Alongside all this is the creeping introduction of the 34.9 seatpost diameter, long adopted by Specialized, and now by Trek, whose Bontrager Line Elite dropper now comes in a 200mm length, but only in the 34.9 diameter.
“The larger diameter helps us to get to that length while keeping things smooth and durable—less flex means less binding and friction.” Alex Applegate, marketing manager at Bontrager, is more bullish on 34.9 than the rest of the manufacturers I talked to. Most of them offer posts with a 34.9 lower diameter, but few besides Bontrager have sized-up the upper stanchion and internals to take advantage of the extra room. They could, though. And they acknowledge it would make it possible to design equally strong posts with slightly shorter overall length. A couple designers even said they’ve got plans that could be ready to go if the industry ever widely adopts 34.9. But that hasn’t happened. In fact, a big reason Bontrager went for 34.9 is related to what may be the main reason the 200mm dropper has been so slow to develop. And it made everyone a little uncomfortable when I asked.
“The move from 150 to 175 was actually a bigger project than the move from 175 to 200.”
“We have to make a business case for what we work on, and it’s an easier business case when there’s a lot of OEM business behind it,” says Bill Brown at Fox. OEM means “original equipment manufacturer.” It’s shorthand for parts that get specced on bikes, not just sold aftermarket. That’s the sweetest plum. Sure, component manufacturers take a bit of a hit on price per unit when selling parts for spec, but OEM sales happen in huge volumes all at once, and usually come at predictable intervals. Plus, they’re far simpler, logistically. They have simpler packaging and don’t get shipped or change hands as often. Fox is quick to point out that wasn’t necessarily the driving factor in the 200mm Transfer’s development, but with so many brands still so hesitant to spec 200mm posts, even on XL bikes, there’s simply less motivation to do the heavy lift of developing longer droppers. Even aftermarket, they barely pull their weight.
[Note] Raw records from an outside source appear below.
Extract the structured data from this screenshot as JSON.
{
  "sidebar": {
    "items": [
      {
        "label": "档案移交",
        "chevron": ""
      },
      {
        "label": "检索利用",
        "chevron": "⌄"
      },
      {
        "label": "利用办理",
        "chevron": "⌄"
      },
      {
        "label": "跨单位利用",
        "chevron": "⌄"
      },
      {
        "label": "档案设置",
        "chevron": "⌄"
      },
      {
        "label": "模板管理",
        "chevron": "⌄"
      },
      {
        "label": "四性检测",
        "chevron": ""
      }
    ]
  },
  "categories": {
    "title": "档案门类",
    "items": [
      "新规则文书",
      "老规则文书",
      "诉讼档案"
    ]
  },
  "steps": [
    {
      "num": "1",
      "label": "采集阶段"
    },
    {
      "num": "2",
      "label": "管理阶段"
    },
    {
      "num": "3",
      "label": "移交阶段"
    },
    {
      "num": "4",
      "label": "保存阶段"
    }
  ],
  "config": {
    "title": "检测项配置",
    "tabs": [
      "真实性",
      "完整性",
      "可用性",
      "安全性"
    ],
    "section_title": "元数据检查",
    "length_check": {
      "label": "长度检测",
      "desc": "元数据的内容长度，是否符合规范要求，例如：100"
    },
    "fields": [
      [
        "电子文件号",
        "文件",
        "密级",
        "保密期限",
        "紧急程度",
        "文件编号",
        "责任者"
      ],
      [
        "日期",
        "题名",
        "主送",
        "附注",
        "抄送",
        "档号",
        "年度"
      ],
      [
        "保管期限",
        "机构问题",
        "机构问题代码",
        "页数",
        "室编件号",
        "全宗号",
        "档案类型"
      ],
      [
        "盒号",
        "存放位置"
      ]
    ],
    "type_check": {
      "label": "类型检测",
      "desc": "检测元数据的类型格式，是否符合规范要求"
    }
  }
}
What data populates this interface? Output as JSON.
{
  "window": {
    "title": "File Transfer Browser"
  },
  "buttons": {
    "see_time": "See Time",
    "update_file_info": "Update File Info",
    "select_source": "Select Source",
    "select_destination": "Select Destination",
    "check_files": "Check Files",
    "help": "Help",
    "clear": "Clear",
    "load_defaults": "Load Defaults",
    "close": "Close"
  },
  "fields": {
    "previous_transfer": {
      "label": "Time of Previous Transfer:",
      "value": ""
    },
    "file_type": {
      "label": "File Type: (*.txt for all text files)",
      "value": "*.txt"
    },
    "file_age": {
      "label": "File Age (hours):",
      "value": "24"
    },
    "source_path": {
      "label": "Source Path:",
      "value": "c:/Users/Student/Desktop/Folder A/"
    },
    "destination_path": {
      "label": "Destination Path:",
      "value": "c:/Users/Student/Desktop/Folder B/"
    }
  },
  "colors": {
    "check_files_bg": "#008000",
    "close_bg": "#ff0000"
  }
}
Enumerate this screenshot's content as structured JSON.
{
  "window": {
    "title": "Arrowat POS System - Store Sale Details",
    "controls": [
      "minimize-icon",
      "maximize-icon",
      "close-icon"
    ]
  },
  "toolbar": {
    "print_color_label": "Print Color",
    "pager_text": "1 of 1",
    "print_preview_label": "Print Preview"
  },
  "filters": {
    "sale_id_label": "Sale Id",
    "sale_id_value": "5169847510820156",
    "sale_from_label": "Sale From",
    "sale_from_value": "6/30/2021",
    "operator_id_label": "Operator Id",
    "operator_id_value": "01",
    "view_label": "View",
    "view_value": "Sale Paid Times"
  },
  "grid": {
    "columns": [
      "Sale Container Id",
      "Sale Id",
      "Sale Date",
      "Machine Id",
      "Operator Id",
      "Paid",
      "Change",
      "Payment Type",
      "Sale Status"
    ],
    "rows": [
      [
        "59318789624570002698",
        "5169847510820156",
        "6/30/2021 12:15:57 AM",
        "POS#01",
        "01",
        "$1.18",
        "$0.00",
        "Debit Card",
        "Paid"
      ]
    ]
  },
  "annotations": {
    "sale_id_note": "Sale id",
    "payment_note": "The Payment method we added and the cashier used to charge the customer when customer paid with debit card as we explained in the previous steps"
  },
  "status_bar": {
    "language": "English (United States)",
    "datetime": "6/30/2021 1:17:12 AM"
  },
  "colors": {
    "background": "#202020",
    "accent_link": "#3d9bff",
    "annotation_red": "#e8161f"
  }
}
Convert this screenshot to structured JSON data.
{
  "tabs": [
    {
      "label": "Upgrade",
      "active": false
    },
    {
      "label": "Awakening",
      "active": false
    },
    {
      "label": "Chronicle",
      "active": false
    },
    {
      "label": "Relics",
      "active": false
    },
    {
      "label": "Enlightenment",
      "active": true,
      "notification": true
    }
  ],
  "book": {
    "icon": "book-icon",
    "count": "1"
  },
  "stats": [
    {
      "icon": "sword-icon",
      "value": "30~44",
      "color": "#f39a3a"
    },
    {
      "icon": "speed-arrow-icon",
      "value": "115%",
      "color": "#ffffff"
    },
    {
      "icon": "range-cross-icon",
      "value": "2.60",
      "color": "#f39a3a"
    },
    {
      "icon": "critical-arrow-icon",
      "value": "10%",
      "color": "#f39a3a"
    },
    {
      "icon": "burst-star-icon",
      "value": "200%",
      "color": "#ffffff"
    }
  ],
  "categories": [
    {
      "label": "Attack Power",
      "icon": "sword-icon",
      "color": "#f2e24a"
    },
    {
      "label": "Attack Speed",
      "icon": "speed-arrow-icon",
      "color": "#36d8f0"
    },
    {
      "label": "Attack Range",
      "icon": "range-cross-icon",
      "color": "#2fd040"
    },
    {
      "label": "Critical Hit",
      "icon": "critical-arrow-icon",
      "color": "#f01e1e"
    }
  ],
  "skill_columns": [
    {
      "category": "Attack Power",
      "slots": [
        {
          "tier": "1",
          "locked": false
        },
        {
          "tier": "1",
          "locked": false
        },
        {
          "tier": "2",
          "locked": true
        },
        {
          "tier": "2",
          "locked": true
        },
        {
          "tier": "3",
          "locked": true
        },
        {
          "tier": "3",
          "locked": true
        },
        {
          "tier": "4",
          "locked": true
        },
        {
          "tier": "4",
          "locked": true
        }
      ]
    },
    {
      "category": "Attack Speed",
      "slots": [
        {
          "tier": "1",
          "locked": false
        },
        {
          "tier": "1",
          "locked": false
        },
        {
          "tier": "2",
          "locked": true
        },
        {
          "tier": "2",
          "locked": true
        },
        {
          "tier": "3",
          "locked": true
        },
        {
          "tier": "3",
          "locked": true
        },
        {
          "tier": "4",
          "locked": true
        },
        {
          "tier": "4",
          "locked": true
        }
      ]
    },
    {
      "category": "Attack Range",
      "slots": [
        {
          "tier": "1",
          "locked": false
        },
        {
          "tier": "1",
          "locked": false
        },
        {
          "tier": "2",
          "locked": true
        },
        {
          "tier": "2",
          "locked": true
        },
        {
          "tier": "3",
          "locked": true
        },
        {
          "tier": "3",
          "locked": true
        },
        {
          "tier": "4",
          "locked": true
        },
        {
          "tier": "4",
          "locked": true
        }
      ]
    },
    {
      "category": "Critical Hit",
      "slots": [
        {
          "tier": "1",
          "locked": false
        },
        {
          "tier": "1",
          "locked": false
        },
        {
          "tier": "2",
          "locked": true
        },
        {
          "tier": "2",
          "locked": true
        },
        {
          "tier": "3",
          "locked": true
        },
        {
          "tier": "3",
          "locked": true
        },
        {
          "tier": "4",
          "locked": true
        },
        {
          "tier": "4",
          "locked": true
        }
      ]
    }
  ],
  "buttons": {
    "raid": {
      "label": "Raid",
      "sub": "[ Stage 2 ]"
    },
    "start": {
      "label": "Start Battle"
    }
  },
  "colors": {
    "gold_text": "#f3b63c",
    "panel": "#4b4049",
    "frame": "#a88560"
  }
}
“It’s funny when you compare sales data versus the attention longer travel posts get in forums, comments on our ads and customer service emails,” says Aaron Kerson of PNW, “You would think 200mm-plus was 90 percent of the market. Our sales data show that 15 percent of our dropper sales are 200-plus posts, with relatively equal splits between 125, 150 and 170,” Five years ago, there may have been more motivation from a sales perspective. When 9point8 first released their 200mm post, it was 30 percent of their sales. They were the only game in town. Now, it’s closer to 10 percent. This is less of a risk for Bontrager, as the overwhelming majority of 34.9 Line Elite posts will end up scoring OEM spec on bikes. Trek bikes.
But nobody I talked to in any of these brands was that cynical about their 200mm dropper posts. If they had been, they wouldn’t have developed them in the first place. Longer droppers don’t have the same broad audience as 150mm droppers or 1x drivetrains or iPhones. But to me, someone measuring 6-foot-2 who now cannot ride anything shorter, they are worth the hassle. Bill Brown at Fox puts it simply: “Any time we’ve offered anything with travel, people have always wanted more.”
Photos: Anthony Smith